### Available records

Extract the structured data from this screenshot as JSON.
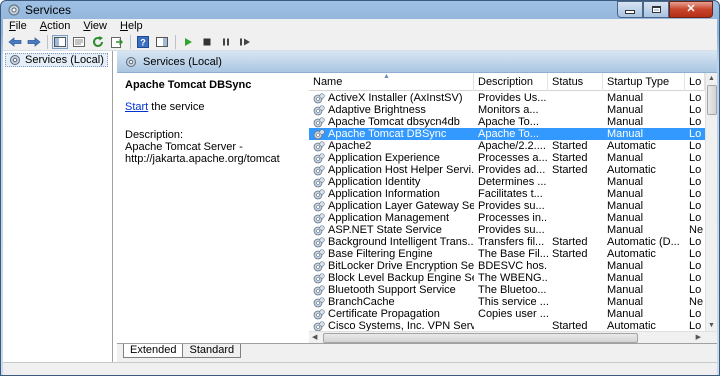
{
  "window": {
    "title": "Services",
    "controls": [
      "minimize",
      "maximize",
      "close"
    ]
  },
  "menu": {
    "items": [
      "File",
      "Action",
      "View",
      "Help"
    ]
  },
  "toolbar": {
    "icons": [
      "back-arrow-icon",
      "forward-arrow-icon",
      "show-hide-tree-icon",
      "properties-icon",
      "refresh-icon",
      "export-list-icon",
      "help-icon",
      "show-action-pane-icon",
      "start-service-icon",
      "stop-service-icon",
      "pause-service-icon",
      "restart-service-icon"
    ]
  },
  "tree": {
    "item": "Services (Local)"
  },
  "header": {
    "title": "Services (Local)"
  },
  "extended": {
    "service_title": "Apache Tomcat DBSync",
    "start_link": "Start",
    "start_suffix": " the service",
    "description_label": "Description:",
    "description_text": "Apache Tomcat Server - http://jakarta.apache.org/tomcat"
  },
  "list": {
    "columns": [
      "Name",
      "Description",
      "Status",
      "Startup Type",
      "Lo"
    ],
    "selected_index": 3,
    "rows": [
      {
        "name": "ActiveX Installer (AxInstSV)",
        "desc": "Provides Us...",
        "status": "",
        "startup": "Manual",
        "log": "Lo"
      },
      {
        "name": "Adaptive Brightness",
        "desc": "Monitors a...",
        "status": "",
        "startup": "Manual",
        "log": "Lo"
      },
      {
        "name": "Apache Tomcat dbsycn4db",
        "desc": "Apache To...",
        "status": "",
        "startup": "Manual",
        "log": "Lo"
      },
      {
        "name": "Apache Tomcat DBSync",
        "desc": "Apache To...",
        "status": "",
        "startup": "Manual",
        "log": "Lo"
      },
      {
        "name": "Apache2",
        "desc": "Apache/2.2....",
        "status": "Started",
        "startup": "Automatic",
        "log": "Lo"
      },
      {
        "name": "Application Experience",
        "desc": "Processes a...",
        "status": "Started",
        "startup": "Manual",
        "log": "Lo"
      },
      {
        "name": "Application Host Helper Servi...",
        "desc": "Provides ad...",
        "status": "Started",
        "startup": "Automatic",
        "log": "Lo"
      },
      {
        "name": "Application Identity",
        "desc": "Determines ...",
        "status": "",
        "startup": "Manual",
        "log": "Lo"
      },
      {
        "name": "Application Information",
        "desc": "Facilitates t...",
        "status": "",
        "startup": "Manual",
        "log": "Lo"
      },
      {
        "name": "Application Layer Gateway Se...",
        "desc": "Provides su...",
        "status": "",
        "startup": "Manual",
        "log": "Lo"
      },
      {
        "name": "Application Management",
        "desc": "Processes in...",
        "status": "",
        "startup": "Manual",
        "log": "Lo"
      },
      {
        "name": "ASP.NET State Service",
        "desc": "Provides su...",
        "status": "",
        "startup": "Manual",
        "log": "Ne"
      },
      {
        "name": "Background Intelligent Trans...",
        "desc": "Transfers fil...",
        "status": "Started",
        "startup": "Automatic (D...",
        "log": "Lo"
      },
      {
        "name": "Base Filtering Engine",
        "desc": "The Base Fil...",
        "status": "Started",
        "startup": "Automatic",
        "log": "Lo"
      },
      {
        "name": "BitLocker Drive Encryption Se...",
        "desc": "BDESVC hos...",
        "status": "",
        "startup": "Manual",
        "log": "Lo"
      },
      {
        "name": "Block Level Backup Engine Se...",
        "desc": "The WBENG...",
        "status": "",
        "startup": "Manual",
        "log": "Lo"
      },
      {
        "name": "Bluetooth Support Service",
        "desc": "The Bluetoo...",
        "status": "",
        "startup": "Manual",
        "log": "Lo"
      },
      {
        "name": "BranchCache",
        "desc": "This service ...",
        "status": "",
        "startup": "Manual",
        "log": "Ne"
      },
      {
        "name": "Certificate Propagation",
        "desc": "Copies user ...",
        "status": "",
        "startup": "Manual",
        "log": "Lo"
      },
      {
        "name": "Cisco Systems, Inc. VPN Servi...",
        "desc": "",
        "status": "Started",
        "startup": "Automatic",
        "log": "Lo"
      }
    ]
  },
  "tabs": [
    "Extended",
    "Standard"
  ],
  "active_tab": "Extended",
  "colors": {
    "selection": "#3399ff",
    "link": "#0033cc",
    "header_band": "#aac6e2"
  }
}
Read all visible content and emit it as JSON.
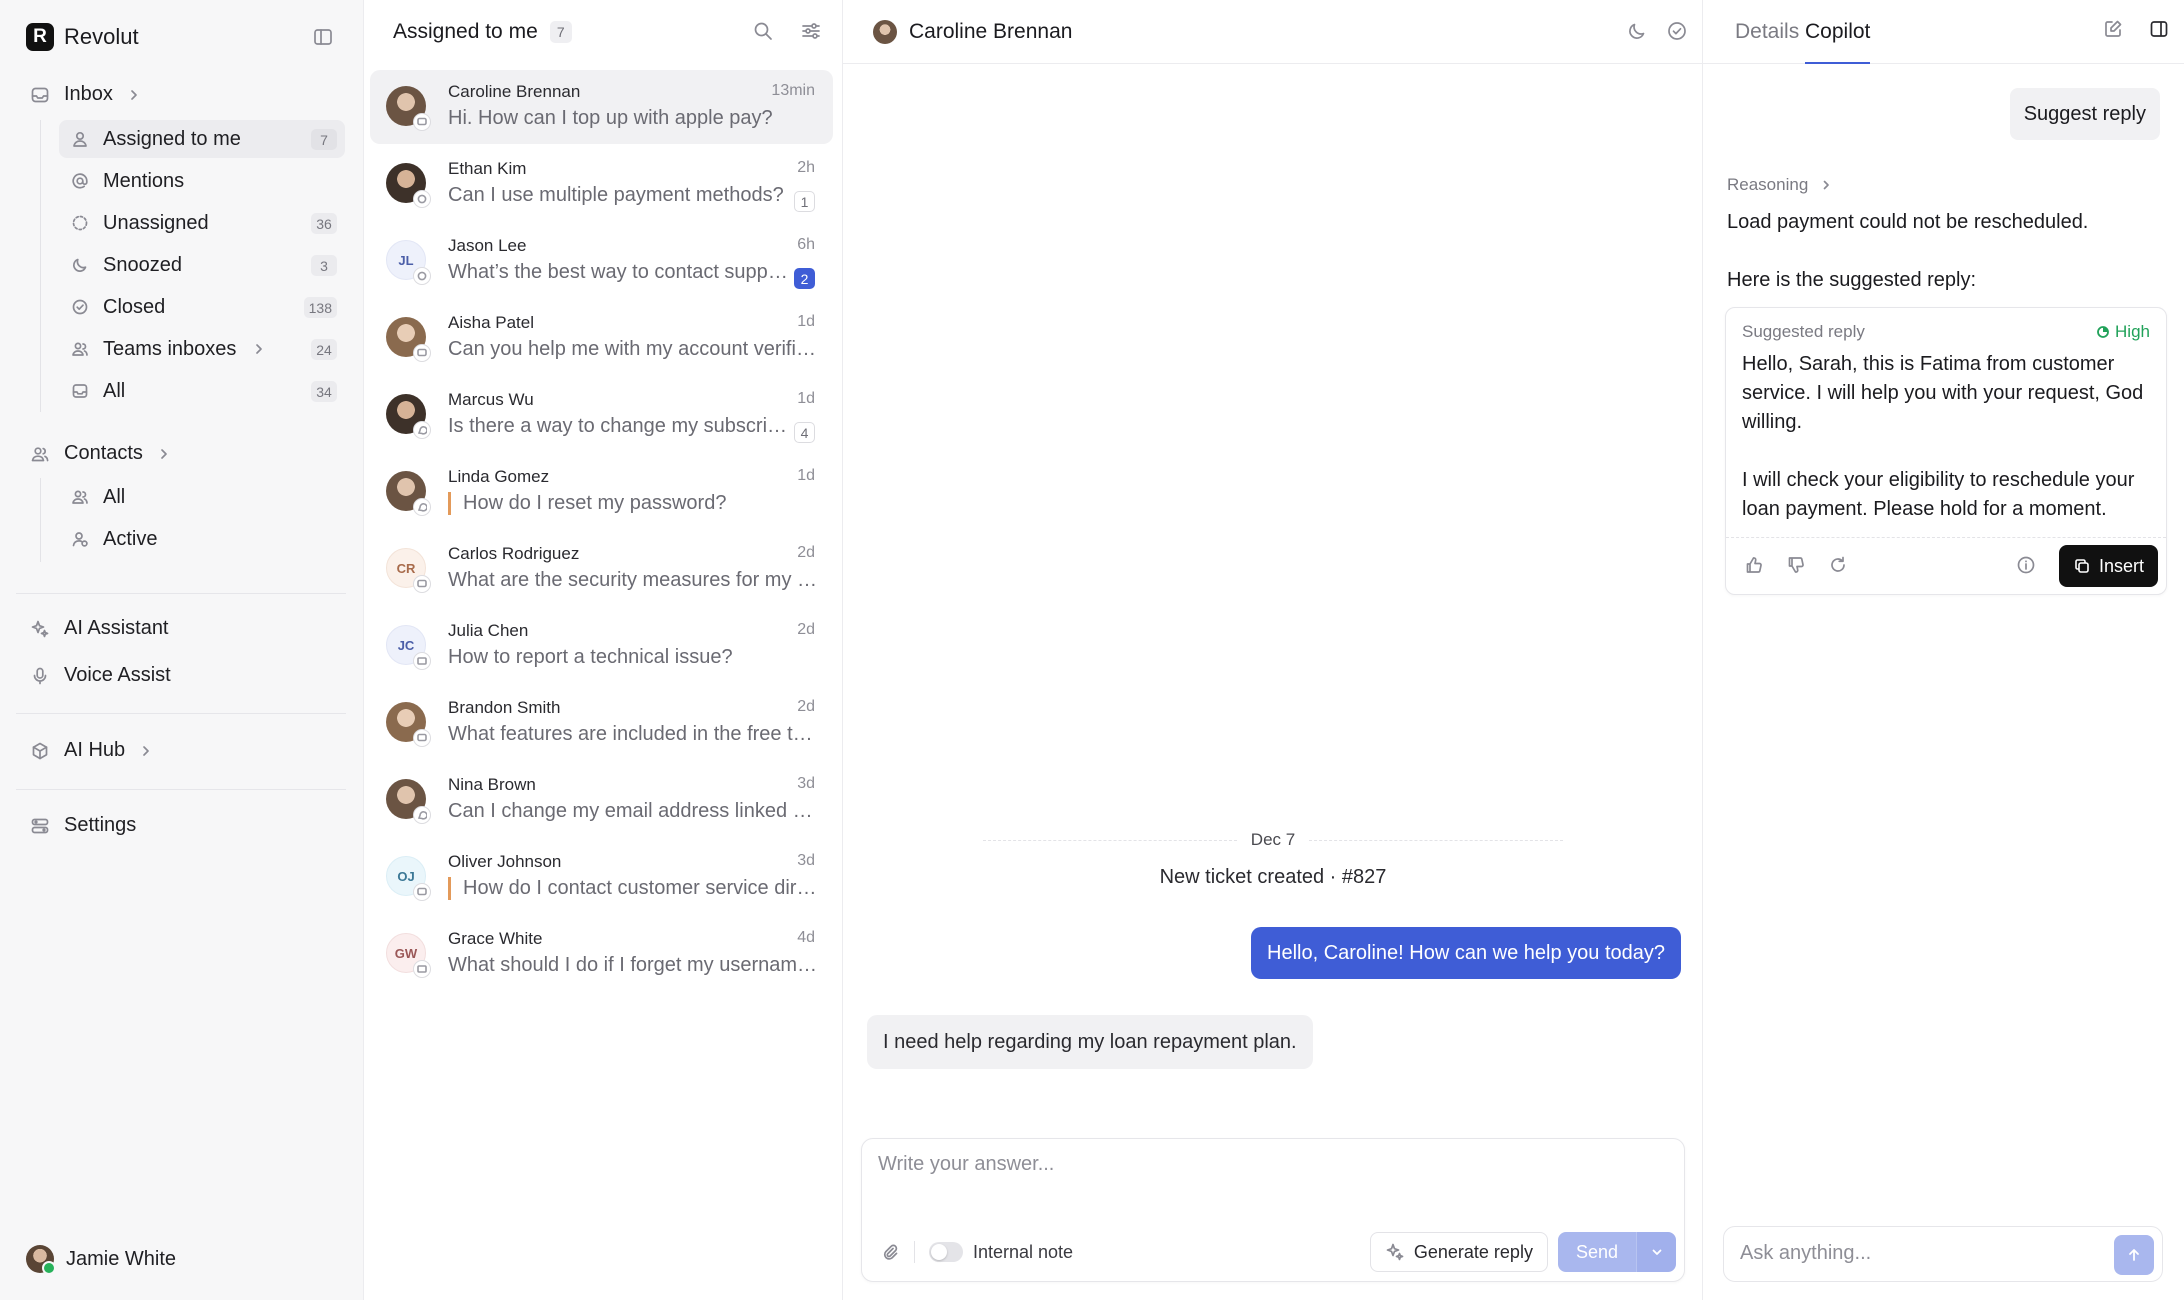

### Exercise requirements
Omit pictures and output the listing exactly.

### Answer to the exercise
Extract the structured data from this screenshot as JSON.
{
  "window": {
    "title": "Services",
    "controls": [
      "minimize",
      "maximize",
      "close"
    ]
  },
  "menu": {
    "items": [
      "File",
      "Action",
      "View",
      "Help"
    ]
  },
  "toolbar": {
    "icons": [
      "back-arrow-icon",
      "forward-arrow-icon",
      "show-hide-tree-icon",
      "properties-icon",
      "refresh-icon",
      "export-list-icon",
      "help-icon",
      "show-action-pane-icon",
      "start-service-icon",
      "stop-service-icon",
      "pause-service-icon",
      "restart-service-icon"
    ]
  },
  "tree": {
    "item": "Services (Local)"
  },
  "header": {
    "title": "Services (Local)"
  },
  "extended": {
    "service_title": "Apache Tomcat DBSync",
    "start_link": "Start",
    "start_suffix": " the service",
    "description_label": "Description:",
    "description_text": "Apache Tomcat Server - http://jakarta.apache.org/tomcat"
  },
  "list": {
    "columns": [
      "Name",
      "Description",
      "Status",
      "Startup Type",
      "Lo"
    ],
    "selected_index": 3,
    "rows": [
      {
        "name": "ActiveX Installer (AxInstSV)",
        "desc": "Provides Us...",
        "status": "",
        "startup": "Manual",
        "log": "Lo"
      },
      {
        "name": "Adaptive Brightness",
        "desc": "Monitors a...",
        "status": "",
        "startup": "Manual",
        "log": "Lo"
      },
      {
        "name": "Apache Tomcat dbsycn4db",
        "desc": "Apache To...",
        "status": "",
        "startup": "Manual",
        "log": "Lo"
      },
      {
        "name": "Apache Tomcat DBSync",
        "desc": "Apache To...",
        "status": "",
        "startup": "Manual",
        "log": "Lo"
      },
      {
        "name": "Apache2",
        "desc": "Apache/2.2....",
        "status": "Started",
        "startup": "Automatic",
        "log": "Lo"
      },
      {
        "name": "Application Experience",
        "desc": "Processes a...",
        "status": "Started",
        "startup": "Manual",
        "log": "Lo"
      },
      {
        "name": "Application Host Helper Servi...",
        "desc": "Provides ad...",
        "status": "Started",
        "startup": "Automatic",
        "log": "Lo"
      },
      {
        "name": "Application Identity",
        "desc": "Determines ...",
        "status": "",
        "startup": "Manual",
        "log": "Lo"
      },
      {
        "name": "Application Information",
        "desc": "Facilitates t...",
        "status": "",
        "startup": "Manual",
        "log": "Lo"
      },
      {
        "name": "Application Layer Gateway Se...",
        "desc": "Provides su...",
        "status": "",
        "startup": "Manual",
        "log": "Lo"
      },
      {
        "name": "Application Management",
        "desc": "Processes in...",
        "status": "",
        "startup": "Manual",
        "log": "Lo"
      },
      {
        "name": "ASP.NET State Service",
        "desc": "Provides su...",
        "status": "",
        "startup": "Manual",
        "log": "Ne"
      },
      {
        "name": "Background Intelligent Trans...",
        "desc": "Transfers fil...",
        "status": "Started",
        "startup": "Automatic (D...",
        "log": "Lo"
      },
      {
        "name": "Base Filtering Engine",
        "desc": "The Base Fil...",
        "status": "Started",
        "startup": "Automatic",
        "log": "Lo"
      },
      {
        "name": "BitLocker Drive Encryption Se...",
        "desc": "BDESVC hos...",
        "status": "",
        "startup": "Manual",
        "log": "Lo"
      },
      {
        "name": "Block Level Backup Engine Se...",
        "desc": "The WBENG...",
        "status": "",
        "startup": "Manual",
        "log": "Lo"
      },
      {
        "name": "Bluetooth Support Service",
        "desc": "The Bluetoo...",
        "status": "",
        "startup": "Manual",
        "log": "Lo"
      },
      {
        "name": "BranchCache",
        "desc": "This service ...",
        "status": "",
        "startup": "Manual",
        "log": "Ne"
      },
      {
        "name": "Certificate Propagation",
        "desc": "Copies user ...",
        "status": "",
        "startup": "Manual",
        "log": "Lo"
      },
      {
        "name": "Cisco Systems, Inc. VPN Servi...",
        "desc": "",
        "status": "Started",
        "startup": "Automatic",
        "log": "Lo"
      }
    ]
  },
  "tabs": [
    "Extended",
    "Standard"
  ],
  "active_tab": "Extended",
  "colors": {
    "selection": "#3399ff",
    "link": "#0033cc",
    "header_band": "#aac6e2"
  }
}
Read all visible content and emit it as JSON.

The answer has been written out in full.